Neil Best of Newsday asks a question a lot of us would like an answer to: Would Ian Eagle and Chris Carrino prefer that the Nets not be the worst team in the NBA?
The answer of course is yes, but even if they are, it’s not changing what the Nets play-by-play announcers bring every game.
“It doesn’t change the approach to the job,” said Eagle, who is set to call 53 games on YES this season. “You still prepare the same way. You’re still putting in the same amount of energy and enthusiasm.
“Announcers are undefeated. No wins, but no losses, either. As far as the preparation, approach, it’s the same — truly. I still try to picture in my mind what the viewer needs and if there’s an exciting play on the court, even if it’s by the opponent, you have to be the conduit to bring that excitement to the viewer. “
Carrino agrees, calling what he does a “dream job.”
“The team’s good, the team’s bad, the game’s good, sometimes the game will be bad, but you get to see exciting opponents. Sometimes a player on the Nets will have a great night. You show up at the arena and you never know what you’re going to get,” he tells Best.
“Listen, I’ve gone to the NBA Finals and I’ve gone through a 12-win season. I’ve run the gamut of emotions with this team. But you still remind yourself that this is fun; this is entertainment . . . We don’t sugarcoat it. I can’t tell a fan it’s good when it’s bad, or they’re not going to believe you when it’s good.”
Eagle and Carrino know a lot more about what’s going on than even the beat writers. They travel with the team. Reporters fly commercial. It’s part of their preparation, their understanding of the game.
Mike Fratello also gets some ink on Friday, talking with Justin Terranova of the Post, talking about everything from Kenny Atkinson to the telescrator.
“It’s a really tough job and I know how competitive Kenny is,” Fratello said of Atkinson. “He was one of my assistants the first year I coached the Ukraine national team. The players loved him and he worked his tail off and I’m really happy to see him have this opportunity. He’s going to work at it, but you need talent to win also. This season is about developing young talent, and not about winning games.”
So win or lose, he and the rest of the crew will be there. It may not be easy, but it is the NBA.

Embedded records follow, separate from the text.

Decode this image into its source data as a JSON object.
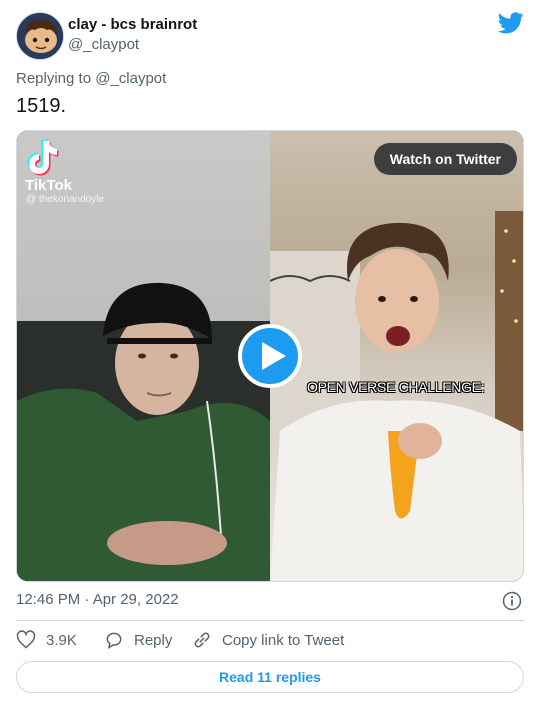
{
  "author": {
    "display_name": "clay - bcs brainrot",
    "handle": "@_claypot"
  },
  "reply_context": {
    "prefix": "Replying to ",
    "mention": "@_claypot"
  },
  "tweet": {
    "text": "1519."
  },
  "media": {
    "tiktok_brand": "TikTok",
    "tiktok_user": "@ thekonandoyle",
    "watch_label": "Watch on Twitter",
    "overlay_caption": "OPEN VERSE CHALLENGE:"
  },
  "meta": {
    "timestamp": "12:46 PM · Apr 29, 2022"
  },
  "actions": {
    "likes": "3.9K",
    "reply_label": "Reply",
    "copy_label": "Copy link to Tweet"
  },
  "footer": {
    "read_replies": "Read 11 replies"
  },
  "colors": {
    "twitter_blue": "#1d9bf0",
    "secondary_text": "#536471",
    "border": "#cfd9de"
  }
}
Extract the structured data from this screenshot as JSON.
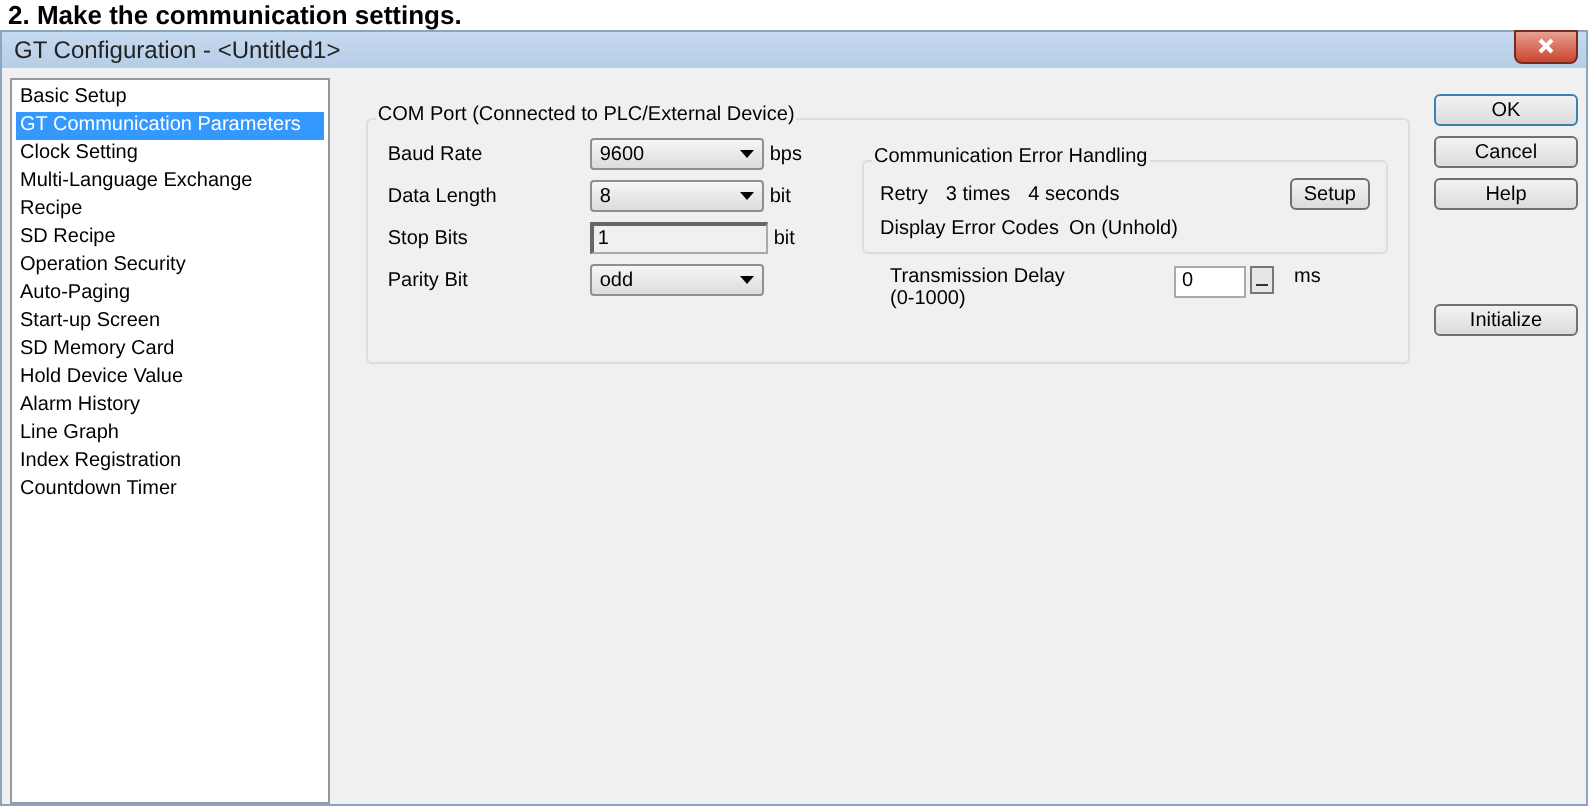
{
  "heading": "2. Make the communication settings.",
  "window": {
    "title": "GT Configuration - <Untitled1>"
  },
  "sidebar": {
    "items": [
      {
        "label": "Basic Setup",
        "selected": false
      },
      {
        "label": "GT Communication Parameters",
        "selected": true
      },
      {
        "label": "Clock Setting",
        "selected": false
      },
      {
        "label": "Multi-Language Exchange",
        "selected": false
      },
      {
        "label": "Recipe",
        "selected": false
      },
      {
        "label": "SD Recipe",
        "selected": false
      },
      {
        "label": "Operation Security",
        "selected": false
      },
      {
        "label": "Auto-Paging",
        "selected": false
      },
      {
        "label": "Start-up Screen",
        "selected": false
      },
      {
        "label": "SD Memory Card",
        "selected": false
      },
      {
        "label": "Hold Device Value",
        "selected": false
      },
      {
        "label": "Alarm History",
        "selected": false
      },
      {
        "label": "Line Graph",
        "selected": false
      },
      {
        "label": "Index Registration",
        "selected": false
      },
      {
        "label": "Countdown Timer",
        "selected": false
      }
    ]
  },
  "com_port": {
    "title": "COM Port (Connected to PLC/External Device)",
    "fields": [
      {
        "kind": "dropdown",
        "label": "Baud Rate",
        "value": "9600",
        "unit": "bps"
      },
      {
        "kind": "dropdown",
        "label": "Data Length",
        "value": "8",
        "unit": "bit"
      },
      {
        "kind": "text",
        "label": "Stop Bits",
        "value": "1",
        "unit": "bit"
      },
      {
        "kind": "dropdown",
        "label": "Parity Bit",
        "value": "odd"
      }
    ]
  },
  "error_handling": {
    "title": "Communication Error Handling",
    "retry_label": "Retry",
    "retry_times": "3 times",
    "retry_seconds": "4 seconds",
    "setup_button": "Setup",
    "codes_label": "Display Error Codes",
    "codes_value": "On (Unhold)"
  },
  "transmission_delay": {
    "label": "Transmission Delay",
    "range": "(0-1000)",
    "value": "0",
    "unit": "ms"
  },
  "buttons": [
    {
      "label": "OK",
      "default": true
    },
    {
      "label": "Cancel",
      "default": false
    },
    {
      "label": "Help",
      "default": false
    }
  ],
  "initialize_button": "Initialize"
}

- Win or lose, the job doesn’t change for Nets announcers Ian Eagle, Chris Carrino - Neil Best - Newsday
- Mike Fratello dishes on the NBA and the telestrator, of course - Justin Terranova - New York Post